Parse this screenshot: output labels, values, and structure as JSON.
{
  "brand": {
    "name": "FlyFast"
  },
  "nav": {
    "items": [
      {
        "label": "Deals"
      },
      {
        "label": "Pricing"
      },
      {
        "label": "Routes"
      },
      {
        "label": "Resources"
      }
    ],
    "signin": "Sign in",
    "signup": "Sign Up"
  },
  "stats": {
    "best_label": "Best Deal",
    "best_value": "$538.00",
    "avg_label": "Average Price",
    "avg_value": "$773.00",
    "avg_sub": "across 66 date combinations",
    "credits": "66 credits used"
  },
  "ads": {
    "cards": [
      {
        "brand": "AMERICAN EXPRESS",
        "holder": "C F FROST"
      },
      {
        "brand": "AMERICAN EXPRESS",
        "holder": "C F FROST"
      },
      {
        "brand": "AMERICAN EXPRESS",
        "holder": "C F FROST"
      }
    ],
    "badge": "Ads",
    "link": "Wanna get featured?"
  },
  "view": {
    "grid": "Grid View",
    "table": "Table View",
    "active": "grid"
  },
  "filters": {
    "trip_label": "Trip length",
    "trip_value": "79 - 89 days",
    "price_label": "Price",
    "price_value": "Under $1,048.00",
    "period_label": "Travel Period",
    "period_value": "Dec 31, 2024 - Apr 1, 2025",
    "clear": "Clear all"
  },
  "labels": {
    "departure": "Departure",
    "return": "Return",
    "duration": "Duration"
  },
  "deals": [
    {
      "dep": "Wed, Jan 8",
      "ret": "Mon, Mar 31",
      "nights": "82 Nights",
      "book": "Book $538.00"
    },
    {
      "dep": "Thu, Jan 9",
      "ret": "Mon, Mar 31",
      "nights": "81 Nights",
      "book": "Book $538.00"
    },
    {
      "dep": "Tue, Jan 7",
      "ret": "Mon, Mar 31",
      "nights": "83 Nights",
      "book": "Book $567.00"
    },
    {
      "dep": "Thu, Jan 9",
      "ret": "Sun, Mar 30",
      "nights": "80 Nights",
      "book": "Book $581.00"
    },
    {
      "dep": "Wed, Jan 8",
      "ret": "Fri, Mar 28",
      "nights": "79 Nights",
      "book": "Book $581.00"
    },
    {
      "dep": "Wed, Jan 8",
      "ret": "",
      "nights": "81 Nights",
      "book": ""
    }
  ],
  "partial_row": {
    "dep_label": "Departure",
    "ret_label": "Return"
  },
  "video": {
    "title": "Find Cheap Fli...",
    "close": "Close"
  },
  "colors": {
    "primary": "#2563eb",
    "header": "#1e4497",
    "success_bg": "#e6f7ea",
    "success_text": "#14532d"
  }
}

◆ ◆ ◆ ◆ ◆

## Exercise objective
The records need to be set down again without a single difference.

## Expected answer
Parse this screenshot: output labels, values, and structure as JSON.
{
  "brand": {
    "name": "FlyFast"
  },
  "nav": {
    "items": [
      {
        "label": "Deals"
      },
      {
        "label": "Pricing"
      },
      {
        "label": "Routes"
      },
      {
        "label": "Resources"
      }
    ],
    "signin": "Sign in",
    "signup": "Sign Up"
  },
  "stats": {
    "best_label": "Best Deal",
    "best_value": "$538.00",
    "avg_label": "Average Price",
    "avg_value": "$773.00",
    "avg_sub": "across 66 date combinations",
    "credits": "66 credits used"
  },
  "ads": {
    "cards": [
      {
        "brand": "AMERICAN EXPRESS",
        "holder": "C F FROST"
      },
      {
        "brand": "AMERICAN EXPRESS",
        "holder": "C F FROST"
      },
      {
        "brand": "AMERICAN EXPRESS",
        "holder": "C F FROST"
      }
    ],
    "badge": "Ads",
    "link": "Wanna get featured?"
  },
  "view": {
    "grid": "Grid View",
    "table": "Table View",
    "active": "grid"
  },
  "filters": {
    "trip_label": "Trip length",
    "trip_value": "79 - 89 days",
    "price_label": "Price",
    "price_value": "Under $1,048.00",
    "period_label": "Travel Period",
    "period_value": "Dec 31, 2024 - Apr 1, 2025",
    "clear": "Clear all"
  },
  "labels": {
    "departure": "Departure",
    "return": "Return",
    "duration": "Duration"
  },
  "deals": [
    {
      "dep": "Wed, Jan 8",
      "ret": "Mon, Mar 31",
      "nights": "82 Nights",
      "book": "Book $538.00"
    },
    {
      "dep": "Thu, Jan 9",
      "ret": "Mon, Mar 31",
      "nights": "81 Nights",
      "book": "Book $538.00"
    },
    {
      "dep": "Tue, Jan 7",
      "ret": "Mon, Mar 31",
      "nights": "83 Nights",
      "book": "Book $567.00"
    },
    {
      "dep": "Thu, Jan 9",
      "ret": "Sun, Mar 30",
      "nights": "80 Nights",
      "book": "Book $581.00"
    },
    {
      "dep": "Wed, Jan 8",
      "ret": "Fri, Mar 28",
      "nights": "79 Nights",
      "book": "Book $581.00"
    },
    {
      "dep": "Wed, Jan 8",
      "ret": "",
      "nights": "81 Nights",
      "book": ""
    }
  ],
  "partial_row": {
    "dep_label": "Departure",
    "ret_label": "Return"
  },
  "video": {
    "title": "Find Cheap Fli...",
    "close": "Close"
  },
  "colors": {
    "primary": "#2563eb",
    "header": "#1e4497",
    "success_bg": "#e6f7ea",
    "success_text": "#14532d"
  }
}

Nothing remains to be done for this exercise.